Camera geek info:

  •             Canon EOS 60D in manual mode set at f/4, 15.0 second exposure, ISO 1000
  •             Canon EF 70-300mm f/4-5.6L IS USM lens, set at 70 mm, manual focus
  •             iOptron SkyTracker with ballhead
  •             Tripod

MilkyWay 20191011

One of the great treats of going somewhere with dark skies is getting to see the Milky Way.  We could see it over our B&B, and we also saw it when we drove out to a darker spot to try to spot a comet at sunrise.  The comet was too close to the sun to see, but the Milky Way before dawn was beautiful.

Camera geek info:

  •             Canon EOS 60D in manual mode set at f/4, 30.0 second exposure, ISO 4000
  •             Sigma 10-20 mm f/4-5.6 lens, set at 10 mm, manual focus
  •             iOptron SkyTracker with ballhead
  •             Tripod

MoonriseWithBunny 20191012

Local wildlife joined me for some of my astrophotography.  One night a skunk walked right past me.  Another night, a bunny watched the moonrise with me.  I didn’t get a picture of the skunk, but the picture above includes the bunny (its tail is the white spot below and just to the right of the moon).

Camera geek info:

  •             Canon EOS 60D in manual mode set at f/11, 1/40 second exposure, ISO 800
  •             Sigma 24-70 mm f/2.8 EX lens, set at 70 mm

Another of the great treats of visiting Dell City is getting to experience sunrises and sunsets that fill the sky.  Here are two of my favorite shots from this trip.

Camera geek info (mountains):

  •             Canon EOS 60D in manual mode set at f/6.3, 1/30 second exposure, ISO 800
  •             Sigma 24-70 mm f/2.8 EX lens, set at 45 mm

Camera geek info (church):

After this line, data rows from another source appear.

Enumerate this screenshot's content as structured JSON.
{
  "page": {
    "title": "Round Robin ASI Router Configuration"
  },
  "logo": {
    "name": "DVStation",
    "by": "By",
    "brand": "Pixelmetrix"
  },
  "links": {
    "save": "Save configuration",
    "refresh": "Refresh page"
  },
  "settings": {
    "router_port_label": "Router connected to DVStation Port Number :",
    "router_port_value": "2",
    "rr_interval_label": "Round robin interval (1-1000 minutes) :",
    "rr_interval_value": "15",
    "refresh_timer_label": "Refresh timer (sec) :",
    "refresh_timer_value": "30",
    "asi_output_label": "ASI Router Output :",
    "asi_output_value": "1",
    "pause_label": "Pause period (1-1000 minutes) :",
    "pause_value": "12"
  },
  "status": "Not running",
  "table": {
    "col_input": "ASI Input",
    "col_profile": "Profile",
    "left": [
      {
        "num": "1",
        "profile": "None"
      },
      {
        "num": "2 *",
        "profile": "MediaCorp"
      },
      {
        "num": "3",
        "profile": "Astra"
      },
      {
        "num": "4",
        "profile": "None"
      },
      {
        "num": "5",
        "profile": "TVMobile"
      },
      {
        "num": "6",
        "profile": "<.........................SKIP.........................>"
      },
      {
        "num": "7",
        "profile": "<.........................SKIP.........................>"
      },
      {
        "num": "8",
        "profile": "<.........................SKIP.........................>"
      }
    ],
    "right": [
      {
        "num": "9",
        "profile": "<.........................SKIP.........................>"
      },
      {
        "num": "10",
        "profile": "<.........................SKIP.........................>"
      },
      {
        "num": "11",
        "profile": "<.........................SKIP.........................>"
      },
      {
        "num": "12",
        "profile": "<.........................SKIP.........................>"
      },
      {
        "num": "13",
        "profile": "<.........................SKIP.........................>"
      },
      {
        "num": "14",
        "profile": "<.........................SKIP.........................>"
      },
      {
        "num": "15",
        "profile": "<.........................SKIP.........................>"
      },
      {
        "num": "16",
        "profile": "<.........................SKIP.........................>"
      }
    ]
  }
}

  •             Canon EOS 60D in manual mode set at f/6.3, 1/100 second exposure, ISO 800
  •             Sigma 24-70 mm f/2.8 EX lens, set at 24 mm